There are very few, if any, companies who haven’t had to make difficult decisions to adapt their business to the new circumstances. Even in the most ordinary cases, it can be difficult for a leadership team to properly frame difficult news to the broader organization, not to incite panic or demotivate the personnel that is left. Typically, companies host town halls, small group leadership huddles, team-building exercises, and other activities to make sure their organization stays strong and navigates turbulent times.
However, this isn’t easy to do while maintaining the same dynamic when a team is remote. Despite this, the need for increased connectivity has never been more critical for your team to feel supported during these difficult times.
This means now is the time for leaders to get creative.

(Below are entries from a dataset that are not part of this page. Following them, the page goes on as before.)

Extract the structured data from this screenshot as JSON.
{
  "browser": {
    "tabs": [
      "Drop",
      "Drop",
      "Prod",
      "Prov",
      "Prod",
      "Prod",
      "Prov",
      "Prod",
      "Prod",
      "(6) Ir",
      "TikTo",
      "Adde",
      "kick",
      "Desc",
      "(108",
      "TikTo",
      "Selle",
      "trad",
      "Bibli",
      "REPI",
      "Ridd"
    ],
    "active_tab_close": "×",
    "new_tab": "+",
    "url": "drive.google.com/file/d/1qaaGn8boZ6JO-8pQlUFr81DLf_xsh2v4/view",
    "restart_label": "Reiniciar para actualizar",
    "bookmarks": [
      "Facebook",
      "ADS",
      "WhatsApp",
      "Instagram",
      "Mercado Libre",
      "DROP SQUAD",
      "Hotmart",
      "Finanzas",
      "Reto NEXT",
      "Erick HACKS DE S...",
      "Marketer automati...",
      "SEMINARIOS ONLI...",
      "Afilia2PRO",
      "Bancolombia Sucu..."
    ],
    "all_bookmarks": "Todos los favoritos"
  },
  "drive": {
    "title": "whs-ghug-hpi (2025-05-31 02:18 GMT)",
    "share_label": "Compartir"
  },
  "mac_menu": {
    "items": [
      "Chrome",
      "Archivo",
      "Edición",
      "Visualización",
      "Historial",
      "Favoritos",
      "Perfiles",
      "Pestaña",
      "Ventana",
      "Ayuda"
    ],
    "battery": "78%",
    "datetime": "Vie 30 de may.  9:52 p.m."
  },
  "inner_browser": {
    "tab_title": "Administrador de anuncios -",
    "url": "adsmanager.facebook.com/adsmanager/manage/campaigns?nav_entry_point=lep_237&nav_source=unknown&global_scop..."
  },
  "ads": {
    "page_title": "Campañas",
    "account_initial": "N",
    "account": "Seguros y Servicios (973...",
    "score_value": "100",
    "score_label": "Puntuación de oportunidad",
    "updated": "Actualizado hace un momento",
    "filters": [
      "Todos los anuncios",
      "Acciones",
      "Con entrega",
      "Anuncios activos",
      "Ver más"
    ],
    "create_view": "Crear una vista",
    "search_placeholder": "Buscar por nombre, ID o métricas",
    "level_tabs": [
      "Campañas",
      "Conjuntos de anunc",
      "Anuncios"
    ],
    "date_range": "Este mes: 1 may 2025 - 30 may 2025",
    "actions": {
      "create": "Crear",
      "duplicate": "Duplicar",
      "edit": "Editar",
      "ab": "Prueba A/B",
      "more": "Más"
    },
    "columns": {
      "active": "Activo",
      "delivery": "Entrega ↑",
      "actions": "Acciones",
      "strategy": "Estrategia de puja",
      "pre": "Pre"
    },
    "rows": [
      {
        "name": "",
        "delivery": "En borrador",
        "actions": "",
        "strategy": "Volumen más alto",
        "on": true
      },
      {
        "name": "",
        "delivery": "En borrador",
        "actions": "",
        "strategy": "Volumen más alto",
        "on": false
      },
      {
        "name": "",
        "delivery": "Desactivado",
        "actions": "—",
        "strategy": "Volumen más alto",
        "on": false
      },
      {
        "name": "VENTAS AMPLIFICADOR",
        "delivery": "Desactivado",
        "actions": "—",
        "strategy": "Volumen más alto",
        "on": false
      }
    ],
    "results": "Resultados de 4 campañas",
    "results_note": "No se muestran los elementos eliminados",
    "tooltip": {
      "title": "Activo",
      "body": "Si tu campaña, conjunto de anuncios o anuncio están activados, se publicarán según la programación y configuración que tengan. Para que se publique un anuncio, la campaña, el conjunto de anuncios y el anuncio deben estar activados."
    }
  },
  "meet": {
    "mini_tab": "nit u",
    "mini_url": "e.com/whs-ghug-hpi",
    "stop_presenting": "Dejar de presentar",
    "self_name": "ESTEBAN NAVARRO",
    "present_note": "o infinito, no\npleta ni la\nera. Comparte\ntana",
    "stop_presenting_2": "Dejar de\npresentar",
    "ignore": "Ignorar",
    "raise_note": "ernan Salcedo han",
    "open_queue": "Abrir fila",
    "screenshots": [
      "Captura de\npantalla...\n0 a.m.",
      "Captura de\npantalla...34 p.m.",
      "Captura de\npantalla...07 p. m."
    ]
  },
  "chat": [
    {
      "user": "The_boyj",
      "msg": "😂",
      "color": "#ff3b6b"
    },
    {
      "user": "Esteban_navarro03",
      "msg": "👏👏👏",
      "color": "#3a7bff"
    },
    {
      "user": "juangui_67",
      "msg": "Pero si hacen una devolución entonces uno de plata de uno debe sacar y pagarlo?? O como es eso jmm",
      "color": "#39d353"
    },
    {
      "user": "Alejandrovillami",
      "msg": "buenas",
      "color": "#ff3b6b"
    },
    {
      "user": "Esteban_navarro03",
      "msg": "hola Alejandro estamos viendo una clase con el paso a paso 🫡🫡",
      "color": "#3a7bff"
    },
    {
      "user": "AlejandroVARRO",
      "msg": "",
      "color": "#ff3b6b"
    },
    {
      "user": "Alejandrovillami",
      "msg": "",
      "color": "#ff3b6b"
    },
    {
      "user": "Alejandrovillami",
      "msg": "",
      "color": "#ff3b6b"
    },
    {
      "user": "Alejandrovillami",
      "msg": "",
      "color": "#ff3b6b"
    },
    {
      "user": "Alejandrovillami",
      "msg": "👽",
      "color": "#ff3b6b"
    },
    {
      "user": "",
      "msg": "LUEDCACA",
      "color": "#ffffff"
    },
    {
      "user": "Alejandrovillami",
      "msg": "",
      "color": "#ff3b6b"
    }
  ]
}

By putting in the extra time and effort to communicate with their team, they will be able to keep the company dynamic intact while bolstering morale and confidence. While setting up time with the entire group is an essential first step to answer questions or destress from the week, communicating with your team goes beyond a group Zoom call.
Leaders need to focus on the top-down and, at the same time, implement a grassroots campaign to manage employee sentiment. They need to be upfront, honest, and over-communicating with their leadership team while ensuring that they drive home their trust and commitment to those individuals. At the same time, senior leaders must go down the hierarchy and communicate with colleagues well below their direct reports. It would make a huge difference to hear from a VP or the C-suite directly for an employee working from home, worrying about the future of their role and the health of their company. It creates a sense of security, knowing that the senior execs took the time to explain, listen, and field questions. It’s about creating that sense of belonging for all members of the team.
Now more than ever, senior leaders need their teams united, focused, and motivated. In a post-pandemic environment, employee sentiment will be crucial for future success in a new market landscape. As an executive, do whatever it takes to create that feeling across all layers of the organization.